SWAle is a coalition of environmental and community organizations that first joined forces in 1997 to address the impacts of accelerated development along San Francisco’s shoreline. The founding members recognized that unless addressed, the speed and size of increasing development would over-tax the city’s combined sewage and stormwater management infrastructure, resulting in the degradation of water quality in San Francisco Bay and the Pacific Ocean and exacerbation of long-standing environmental justice impacts of the disproportionate burden of wastewater treatment facilities in the Bayview Hunters Point neighborhood. SWAle’s mission is promote the protection and sustainability of San Francisco’s water resources by advocating for:
- Reduction of sewage overflows and polluted stormwater runoff;
- Implementation of sound wastewater treatment alternatives;
- Increased water recycling and conservation;
- Diversion of stormwater flows for beneficial uses;
- Cleanup of contaminated soil, groundwater, water bodies and waterways;
- Prevention of soil and water pollution;
- Environmental justice;
- Preservation and restoration of aquatic and wetland wildlife habitat and other environmental restoration.
Today, SWAle has grown to 23 organizations with members throughout the City of San Francisco.
SWAle’s Vision for Success
SWAle’s work to improve the way the City manages its wastewater will:
- Improve the safety of water-contact recreation
- Safeguard the health of those who consume Bay-caught seafood
- Foster a nature-based approach to wastewater management that prevents pollution, creates wildlife habitat, provides open space amenities and environmental education opportunities and provides a sustainable source of water for landscaping.
To accomplish this, a successful plan will do the following:
- Reduce CSOs by reducing inputs into San Francisco’s combined sewage and stormwater system. Means to accomplish this include:
- Reducing sewage flows to the central system through conservation, elimination of flows from outside San Francisco, and using localized plants to produce recycled water near its point of use;
- Separating the sewage and stormwater infrastructures where possible
- Allowing for the diversion of stormwater for beneficial uses such as green boulevards, cisterns that capture rooftop runoff, recharging of groundwater aquifers, and industrial uses such as cement manufacture and vehicle washing;
- Keeping rainwater out of the sewage system using infiltration strategies such as reduction of impermeable pavement;
- Desynchronization of stormwater flows to the treatment plant and CSO pipes.
- Assure the adequate treatment of potentially contaminated stormwater flows through the use of constructed wetlands, vegetated swales, mechanical separators, sand filters, and other means.
- Change codes and regulations to allow the implementation of green infrastructure strategies such as disconnection of roof downspouts from sewer pipes to allow rooftop catchment, etc., and elimination of pollution sources, such as zinc roofs.

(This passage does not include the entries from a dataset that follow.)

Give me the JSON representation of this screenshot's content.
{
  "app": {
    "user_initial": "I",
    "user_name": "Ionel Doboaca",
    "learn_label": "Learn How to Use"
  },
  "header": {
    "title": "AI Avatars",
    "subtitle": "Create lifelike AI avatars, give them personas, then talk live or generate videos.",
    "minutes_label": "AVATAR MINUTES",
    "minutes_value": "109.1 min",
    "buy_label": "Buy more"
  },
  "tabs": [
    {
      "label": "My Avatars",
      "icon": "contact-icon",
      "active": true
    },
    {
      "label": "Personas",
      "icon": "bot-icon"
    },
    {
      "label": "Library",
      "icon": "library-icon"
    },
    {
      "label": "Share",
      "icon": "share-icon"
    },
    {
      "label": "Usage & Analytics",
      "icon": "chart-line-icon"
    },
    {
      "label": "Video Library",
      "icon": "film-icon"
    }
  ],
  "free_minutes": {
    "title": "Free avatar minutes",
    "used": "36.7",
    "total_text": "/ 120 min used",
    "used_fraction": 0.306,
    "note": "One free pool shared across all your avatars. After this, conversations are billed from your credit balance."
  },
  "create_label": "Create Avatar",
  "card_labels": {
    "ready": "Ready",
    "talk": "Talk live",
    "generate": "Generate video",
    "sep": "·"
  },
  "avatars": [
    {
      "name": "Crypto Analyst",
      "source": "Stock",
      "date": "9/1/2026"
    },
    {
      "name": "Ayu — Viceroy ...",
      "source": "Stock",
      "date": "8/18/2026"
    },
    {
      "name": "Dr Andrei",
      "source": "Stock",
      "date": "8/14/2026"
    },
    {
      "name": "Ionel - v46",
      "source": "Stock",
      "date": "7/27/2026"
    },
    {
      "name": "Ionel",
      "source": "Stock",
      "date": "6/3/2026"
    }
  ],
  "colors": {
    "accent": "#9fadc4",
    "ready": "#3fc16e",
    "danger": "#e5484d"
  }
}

- Effect changes in wastewater management that will improve quality of life and provide multiple benefits, prioritizing impacted neighborhoods, like the Bayview.